Poe believed Dickens was the author. He wrote James Russell Lowell that it was denied that Dickens wrote the review, “but, to me, the article affords so strong internal evidence of his hand that I would as soon think of doubting my existence.”

We now believe that Poe was wrong in his assertion that Dickens was responsible for the article that so outraged him (although the author was likely Dickens’ close friend John Forster.) In any case, whatever Poe may have privately thought about the Englishman, it did not affect his critical acumen. He remained as supportive of Dickens’ writings as ever.

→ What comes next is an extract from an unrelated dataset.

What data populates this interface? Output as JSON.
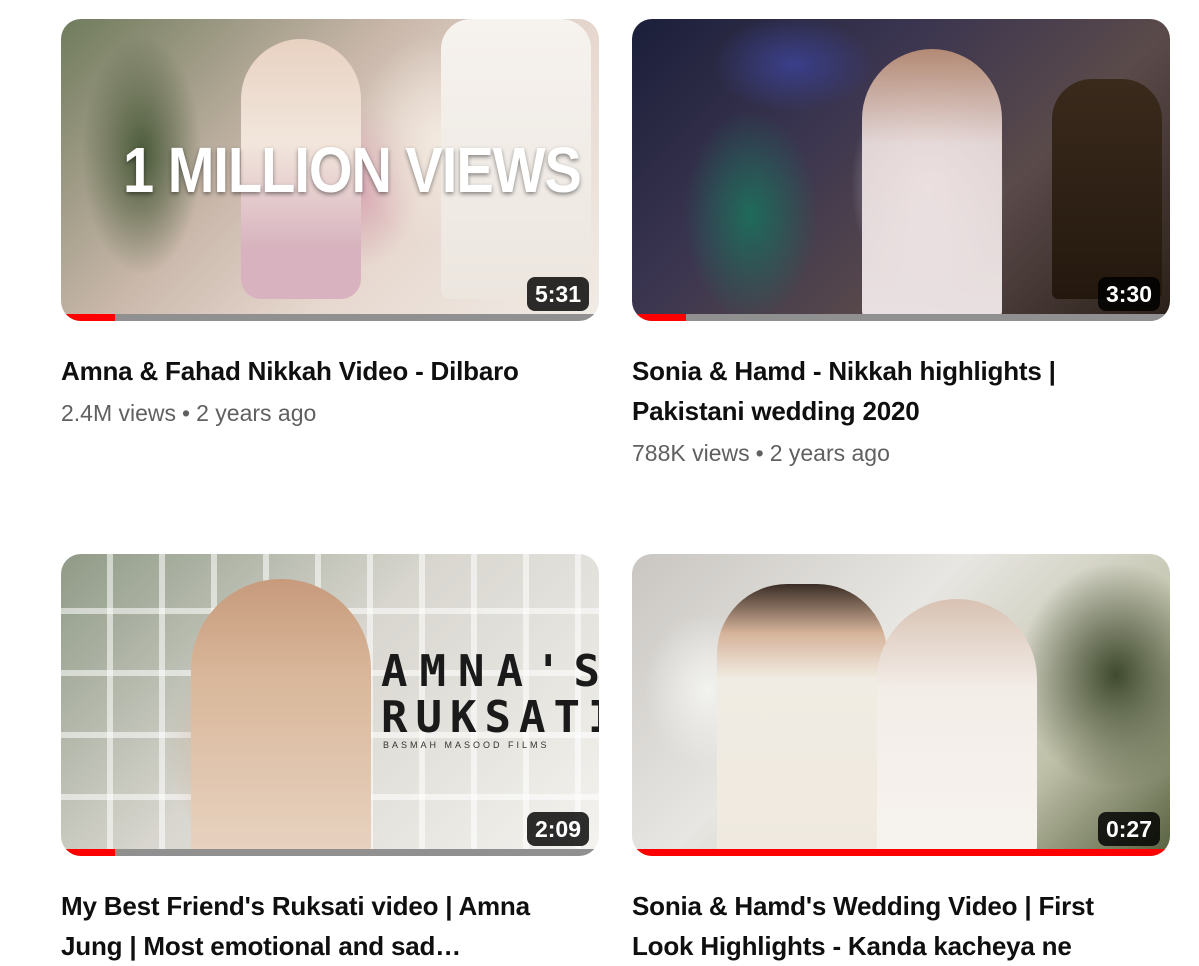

Soon after Poe moved to New York in the spring of 1844, he sent a series of seven “letters” to the “Columbia Spy,” published under the title “Doings of Gotham." In his May 27 "letter" Poe compared Bulwer-Lytton's upcoming visit to America with Dickens' tour two years before. “The Gothamites,” he wrote sardonically, “not yet having made sufficient fools of themselves in their fete-ing and festival-ing of Dickens, are already on the qui vivi to receive Bulwer in a similar manner. If I mistake not, however, the author of ‘The Last Days of Pompeii’ will not be willing ‘to play Punch and Judy’ for the amusement of the American rabble…When I spoke of Bulwer’s probably refusing to do what Dickens made no scruples of doing, I by no means intended a disparagement of the latter. Dickens is a man of far greater genius than Bulwer.”

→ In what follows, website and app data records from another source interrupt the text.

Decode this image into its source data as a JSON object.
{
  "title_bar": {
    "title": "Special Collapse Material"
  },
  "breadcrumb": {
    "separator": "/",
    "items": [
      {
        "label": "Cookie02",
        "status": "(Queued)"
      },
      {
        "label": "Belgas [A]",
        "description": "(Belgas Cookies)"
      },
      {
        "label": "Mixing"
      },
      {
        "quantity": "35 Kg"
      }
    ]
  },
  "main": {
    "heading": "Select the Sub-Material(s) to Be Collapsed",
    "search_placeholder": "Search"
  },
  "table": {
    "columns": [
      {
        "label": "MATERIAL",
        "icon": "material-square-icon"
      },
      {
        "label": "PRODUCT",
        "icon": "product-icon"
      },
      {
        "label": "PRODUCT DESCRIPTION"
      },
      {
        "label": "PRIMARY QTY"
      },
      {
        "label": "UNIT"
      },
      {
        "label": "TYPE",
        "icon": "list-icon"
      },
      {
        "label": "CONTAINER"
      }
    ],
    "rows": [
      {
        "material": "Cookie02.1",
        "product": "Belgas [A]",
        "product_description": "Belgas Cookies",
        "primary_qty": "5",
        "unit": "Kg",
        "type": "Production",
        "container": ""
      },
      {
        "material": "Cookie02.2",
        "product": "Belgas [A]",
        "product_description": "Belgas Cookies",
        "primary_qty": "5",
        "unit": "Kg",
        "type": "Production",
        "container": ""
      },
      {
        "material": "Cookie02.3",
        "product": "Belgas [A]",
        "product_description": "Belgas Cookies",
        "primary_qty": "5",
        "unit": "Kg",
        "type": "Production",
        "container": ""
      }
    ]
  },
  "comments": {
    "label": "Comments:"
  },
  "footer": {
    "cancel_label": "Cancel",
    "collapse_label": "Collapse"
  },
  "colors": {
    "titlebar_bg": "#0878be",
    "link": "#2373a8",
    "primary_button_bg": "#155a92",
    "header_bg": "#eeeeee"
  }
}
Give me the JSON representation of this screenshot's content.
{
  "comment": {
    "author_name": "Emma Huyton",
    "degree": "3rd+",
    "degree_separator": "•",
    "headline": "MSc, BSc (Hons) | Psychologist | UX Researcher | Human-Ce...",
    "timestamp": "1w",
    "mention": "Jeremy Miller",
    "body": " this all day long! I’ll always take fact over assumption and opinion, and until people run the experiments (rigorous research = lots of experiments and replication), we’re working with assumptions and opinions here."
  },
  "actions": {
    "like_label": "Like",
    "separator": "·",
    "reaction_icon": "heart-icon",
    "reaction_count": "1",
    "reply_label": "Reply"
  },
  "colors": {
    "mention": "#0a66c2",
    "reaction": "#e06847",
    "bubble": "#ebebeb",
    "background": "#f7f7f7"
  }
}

The most famous link between these two literary giants is suggested by Poe’s final review of “Barnaby Rudge.” He regretted that the title character’s pet raven was not used to its fullest. “Its croaking might have been prophetically heard in the course of the drama. Its character might have performed, in regard to that of the idiot, much the same part as does, in music, the accompaniment in respect to the air.”

Yes, it is generally acknowledged that Dickens’ ghastly, grim, and ancient Grip, prone to croaking “Nobody” at ominous moments, provided a germ of suggestion for Poe’s even more famous bird--one of the most felicitous examples in literature of one great artist unwittingly providing inspiration to another.Barnaby Rudge Grip Raven Poe dickens
It is curious that the Poe/Dickens connection essentially ended there. Poe never reviewed Dickens’ subsequent writings again, and there is no evidence he read them. It is as if, after “The Raven,” he had no further interest in his contemporary.

On Dickens’ side, his attitude was even more unfortunately indifferent. He seemed unfamiliar with Poe’s body of work, and while his personal attitude towards Poe was far from unfriendly, he showed no interest in pursuing their brief acquaintance.

Perhaps, however, Dickens had a deeper regard for Poe than we know. It was said that during his second visit to America in 1868, he took the trouble to look up Poe’s ever-beleaguered aunt/mother-in-law Maria Clemm, and “generously entreated her acceptance of one hundred and fifty dollars with the assurance of his sympathy.”

(Image of Dickens via NYPL Digital Gallery; Barnaby Rudge and Grip by Fred Barnard c. 1870 via Wikipedia.)